Items from an interface collection

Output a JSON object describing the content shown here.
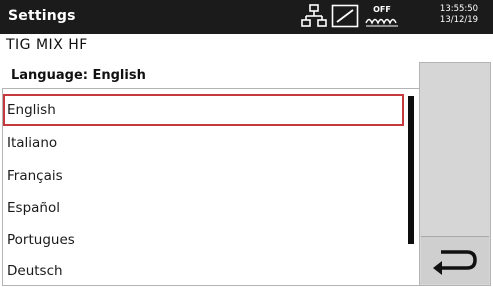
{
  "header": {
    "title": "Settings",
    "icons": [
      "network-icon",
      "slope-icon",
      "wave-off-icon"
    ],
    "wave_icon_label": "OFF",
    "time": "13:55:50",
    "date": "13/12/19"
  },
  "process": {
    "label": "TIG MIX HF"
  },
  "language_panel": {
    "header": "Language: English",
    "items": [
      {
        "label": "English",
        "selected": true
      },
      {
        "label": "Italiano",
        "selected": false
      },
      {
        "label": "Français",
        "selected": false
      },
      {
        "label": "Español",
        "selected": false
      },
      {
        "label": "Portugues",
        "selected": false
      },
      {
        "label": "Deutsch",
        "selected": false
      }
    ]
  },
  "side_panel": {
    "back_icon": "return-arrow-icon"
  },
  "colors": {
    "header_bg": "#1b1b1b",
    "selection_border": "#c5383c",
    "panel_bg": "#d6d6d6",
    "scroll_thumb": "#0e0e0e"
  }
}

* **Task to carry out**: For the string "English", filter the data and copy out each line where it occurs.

* **Worked solution**:
    "header": "Language: English",
        "label": "English",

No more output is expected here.